| Your instructions |
Go through the entries and tally the lines containing the word "Travel". Only the total is wanted.

| Data for the task |

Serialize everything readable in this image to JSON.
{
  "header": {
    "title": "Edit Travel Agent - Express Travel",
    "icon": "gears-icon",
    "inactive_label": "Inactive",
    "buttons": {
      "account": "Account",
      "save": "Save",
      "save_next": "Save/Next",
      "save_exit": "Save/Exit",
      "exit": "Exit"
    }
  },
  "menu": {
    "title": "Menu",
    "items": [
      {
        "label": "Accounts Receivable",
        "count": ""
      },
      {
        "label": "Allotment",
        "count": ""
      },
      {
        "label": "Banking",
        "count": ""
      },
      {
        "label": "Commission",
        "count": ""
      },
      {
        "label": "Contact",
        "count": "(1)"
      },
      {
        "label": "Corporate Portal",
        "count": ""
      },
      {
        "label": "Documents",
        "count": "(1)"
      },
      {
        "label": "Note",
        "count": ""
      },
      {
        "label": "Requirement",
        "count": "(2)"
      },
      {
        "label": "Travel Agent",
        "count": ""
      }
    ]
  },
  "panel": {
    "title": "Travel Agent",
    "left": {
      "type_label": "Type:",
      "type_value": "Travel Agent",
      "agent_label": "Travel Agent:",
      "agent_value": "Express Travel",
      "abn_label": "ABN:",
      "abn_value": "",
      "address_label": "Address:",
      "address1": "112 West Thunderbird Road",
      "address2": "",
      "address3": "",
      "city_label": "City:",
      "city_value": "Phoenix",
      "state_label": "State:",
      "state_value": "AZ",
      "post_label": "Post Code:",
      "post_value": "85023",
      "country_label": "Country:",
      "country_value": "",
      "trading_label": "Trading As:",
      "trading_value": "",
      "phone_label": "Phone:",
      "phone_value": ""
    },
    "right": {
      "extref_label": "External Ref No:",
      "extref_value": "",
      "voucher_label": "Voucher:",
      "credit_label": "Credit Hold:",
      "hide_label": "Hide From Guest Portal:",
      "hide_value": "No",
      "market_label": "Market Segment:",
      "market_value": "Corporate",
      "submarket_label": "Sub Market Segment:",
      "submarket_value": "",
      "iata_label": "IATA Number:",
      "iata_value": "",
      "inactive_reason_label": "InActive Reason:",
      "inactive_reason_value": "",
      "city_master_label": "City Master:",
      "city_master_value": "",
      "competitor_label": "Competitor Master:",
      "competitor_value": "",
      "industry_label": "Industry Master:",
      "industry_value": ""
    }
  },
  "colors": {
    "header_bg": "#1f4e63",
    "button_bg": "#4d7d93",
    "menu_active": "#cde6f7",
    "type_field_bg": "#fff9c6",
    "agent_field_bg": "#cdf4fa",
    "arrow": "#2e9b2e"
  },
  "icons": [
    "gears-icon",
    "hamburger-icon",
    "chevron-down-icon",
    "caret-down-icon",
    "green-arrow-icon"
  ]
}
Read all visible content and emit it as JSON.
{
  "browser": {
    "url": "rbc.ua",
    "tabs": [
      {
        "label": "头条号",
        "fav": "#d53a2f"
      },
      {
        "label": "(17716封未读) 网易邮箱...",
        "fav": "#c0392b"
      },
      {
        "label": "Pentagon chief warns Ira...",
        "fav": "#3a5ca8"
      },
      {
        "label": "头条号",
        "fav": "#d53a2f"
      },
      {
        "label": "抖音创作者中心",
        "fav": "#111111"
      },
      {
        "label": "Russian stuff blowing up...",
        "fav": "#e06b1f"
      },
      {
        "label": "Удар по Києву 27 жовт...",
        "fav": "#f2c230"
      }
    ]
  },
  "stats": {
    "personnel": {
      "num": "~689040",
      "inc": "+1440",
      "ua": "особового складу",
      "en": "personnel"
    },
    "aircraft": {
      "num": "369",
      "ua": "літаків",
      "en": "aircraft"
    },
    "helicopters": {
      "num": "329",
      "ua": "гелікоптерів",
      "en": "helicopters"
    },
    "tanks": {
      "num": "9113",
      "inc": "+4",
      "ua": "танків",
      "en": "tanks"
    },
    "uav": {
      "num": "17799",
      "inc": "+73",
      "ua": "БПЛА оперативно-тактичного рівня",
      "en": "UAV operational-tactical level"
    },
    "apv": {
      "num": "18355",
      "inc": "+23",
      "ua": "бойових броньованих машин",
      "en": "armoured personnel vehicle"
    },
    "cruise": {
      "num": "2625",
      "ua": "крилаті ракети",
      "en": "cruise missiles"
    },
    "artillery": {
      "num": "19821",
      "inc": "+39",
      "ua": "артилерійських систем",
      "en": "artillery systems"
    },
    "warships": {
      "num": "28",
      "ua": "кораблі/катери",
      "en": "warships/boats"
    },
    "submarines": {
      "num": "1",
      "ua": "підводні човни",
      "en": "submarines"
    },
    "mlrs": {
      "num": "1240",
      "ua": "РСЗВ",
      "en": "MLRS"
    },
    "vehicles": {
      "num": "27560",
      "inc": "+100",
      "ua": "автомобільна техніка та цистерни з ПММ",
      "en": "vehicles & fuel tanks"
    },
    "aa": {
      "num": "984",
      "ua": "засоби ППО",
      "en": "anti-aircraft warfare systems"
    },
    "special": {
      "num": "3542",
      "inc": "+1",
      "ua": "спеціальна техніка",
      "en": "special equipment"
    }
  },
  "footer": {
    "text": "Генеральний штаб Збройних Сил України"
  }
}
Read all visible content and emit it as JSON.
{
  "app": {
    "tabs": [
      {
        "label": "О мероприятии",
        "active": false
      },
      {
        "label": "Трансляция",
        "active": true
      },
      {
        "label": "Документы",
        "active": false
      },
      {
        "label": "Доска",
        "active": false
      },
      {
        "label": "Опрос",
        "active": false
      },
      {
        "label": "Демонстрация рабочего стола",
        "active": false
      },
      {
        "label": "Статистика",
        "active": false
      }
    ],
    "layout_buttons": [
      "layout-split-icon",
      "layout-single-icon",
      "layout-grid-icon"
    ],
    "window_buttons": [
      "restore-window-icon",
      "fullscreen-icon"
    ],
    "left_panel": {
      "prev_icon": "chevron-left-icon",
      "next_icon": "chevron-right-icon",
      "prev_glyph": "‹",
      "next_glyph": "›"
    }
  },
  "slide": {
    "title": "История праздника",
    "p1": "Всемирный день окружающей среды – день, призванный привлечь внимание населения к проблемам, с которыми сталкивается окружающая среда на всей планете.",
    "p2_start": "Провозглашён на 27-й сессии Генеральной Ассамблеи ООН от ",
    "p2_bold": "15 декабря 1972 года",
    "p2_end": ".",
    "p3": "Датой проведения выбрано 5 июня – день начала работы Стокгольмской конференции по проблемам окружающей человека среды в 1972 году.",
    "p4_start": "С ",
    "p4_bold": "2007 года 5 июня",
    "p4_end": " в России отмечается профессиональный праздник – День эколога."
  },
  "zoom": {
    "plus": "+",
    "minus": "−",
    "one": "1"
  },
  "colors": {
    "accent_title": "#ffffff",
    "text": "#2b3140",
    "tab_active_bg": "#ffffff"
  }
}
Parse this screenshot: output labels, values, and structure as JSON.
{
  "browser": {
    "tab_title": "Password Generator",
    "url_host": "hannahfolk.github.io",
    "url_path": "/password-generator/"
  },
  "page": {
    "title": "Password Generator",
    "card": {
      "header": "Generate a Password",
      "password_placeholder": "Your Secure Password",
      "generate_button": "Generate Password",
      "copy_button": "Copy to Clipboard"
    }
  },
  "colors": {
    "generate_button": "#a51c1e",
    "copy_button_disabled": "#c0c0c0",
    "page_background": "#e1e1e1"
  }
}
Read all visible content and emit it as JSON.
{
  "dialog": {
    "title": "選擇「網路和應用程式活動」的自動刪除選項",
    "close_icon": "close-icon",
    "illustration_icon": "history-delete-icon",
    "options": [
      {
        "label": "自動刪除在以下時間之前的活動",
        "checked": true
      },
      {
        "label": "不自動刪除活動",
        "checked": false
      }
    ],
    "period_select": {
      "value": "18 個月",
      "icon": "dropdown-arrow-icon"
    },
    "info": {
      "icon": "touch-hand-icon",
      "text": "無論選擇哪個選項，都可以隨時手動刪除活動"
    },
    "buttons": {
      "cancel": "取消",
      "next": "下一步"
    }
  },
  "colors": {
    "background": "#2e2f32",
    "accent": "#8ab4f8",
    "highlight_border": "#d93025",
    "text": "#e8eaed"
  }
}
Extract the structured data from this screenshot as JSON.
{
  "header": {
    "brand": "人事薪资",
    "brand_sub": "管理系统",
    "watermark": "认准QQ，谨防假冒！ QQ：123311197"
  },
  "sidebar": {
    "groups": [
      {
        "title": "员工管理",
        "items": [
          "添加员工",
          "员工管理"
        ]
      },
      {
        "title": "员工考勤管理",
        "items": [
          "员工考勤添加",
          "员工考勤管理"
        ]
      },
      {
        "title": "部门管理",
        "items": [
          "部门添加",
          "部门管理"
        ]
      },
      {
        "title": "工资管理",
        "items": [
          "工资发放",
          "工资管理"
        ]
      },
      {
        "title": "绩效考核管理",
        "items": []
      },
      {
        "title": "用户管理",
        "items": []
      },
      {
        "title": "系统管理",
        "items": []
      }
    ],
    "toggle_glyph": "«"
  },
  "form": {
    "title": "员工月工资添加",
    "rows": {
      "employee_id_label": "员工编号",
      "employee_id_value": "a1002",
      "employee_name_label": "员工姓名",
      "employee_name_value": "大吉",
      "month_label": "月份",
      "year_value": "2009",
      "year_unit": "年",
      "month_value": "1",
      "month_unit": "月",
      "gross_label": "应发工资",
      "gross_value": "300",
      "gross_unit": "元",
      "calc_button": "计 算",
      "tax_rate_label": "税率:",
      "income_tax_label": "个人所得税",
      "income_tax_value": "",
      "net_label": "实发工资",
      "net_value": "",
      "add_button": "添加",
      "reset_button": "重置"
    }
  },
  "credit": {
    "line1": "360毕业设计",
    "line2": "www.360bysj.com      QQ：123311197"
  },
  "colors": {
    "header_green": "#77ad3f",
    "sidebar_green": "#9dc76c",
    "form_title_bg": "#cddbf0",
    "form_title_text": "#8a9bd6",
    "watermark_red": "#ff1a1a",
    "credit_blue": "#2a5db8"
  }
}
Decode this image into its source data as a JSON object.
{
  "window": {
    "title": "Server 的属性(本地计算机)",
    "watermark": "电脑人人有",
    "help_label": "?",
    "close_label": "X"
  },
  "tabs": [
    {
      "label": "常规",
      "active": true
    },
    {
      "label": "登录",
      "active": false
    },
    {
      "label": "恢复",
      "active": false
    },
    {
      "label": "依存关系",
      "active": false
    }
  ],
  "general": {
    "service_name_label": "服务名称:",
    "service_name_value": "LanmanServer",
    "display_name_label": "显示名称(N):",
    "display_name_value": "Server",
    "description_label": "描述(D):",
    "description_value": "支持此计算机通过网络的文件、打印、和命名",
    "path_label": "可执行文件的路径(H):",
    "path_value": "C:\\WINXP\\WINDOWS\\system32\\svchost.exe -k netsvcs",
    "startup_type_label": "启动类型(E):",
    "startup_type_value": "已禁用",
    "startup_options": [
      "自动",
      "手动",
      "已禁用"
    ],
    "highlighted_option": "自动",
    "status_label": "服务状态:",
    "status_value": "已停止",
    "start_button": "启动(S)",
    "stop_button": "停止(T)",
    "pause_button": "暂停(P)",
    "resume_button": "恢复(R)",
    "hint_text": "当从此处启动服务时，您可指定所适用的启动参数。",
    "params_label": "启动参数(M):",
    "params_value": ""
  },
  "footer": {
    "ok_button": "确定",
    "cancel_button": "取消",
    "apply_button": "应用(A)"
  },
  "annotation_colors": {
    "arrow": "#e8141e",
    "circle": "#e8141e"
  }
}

| Expected answer |
6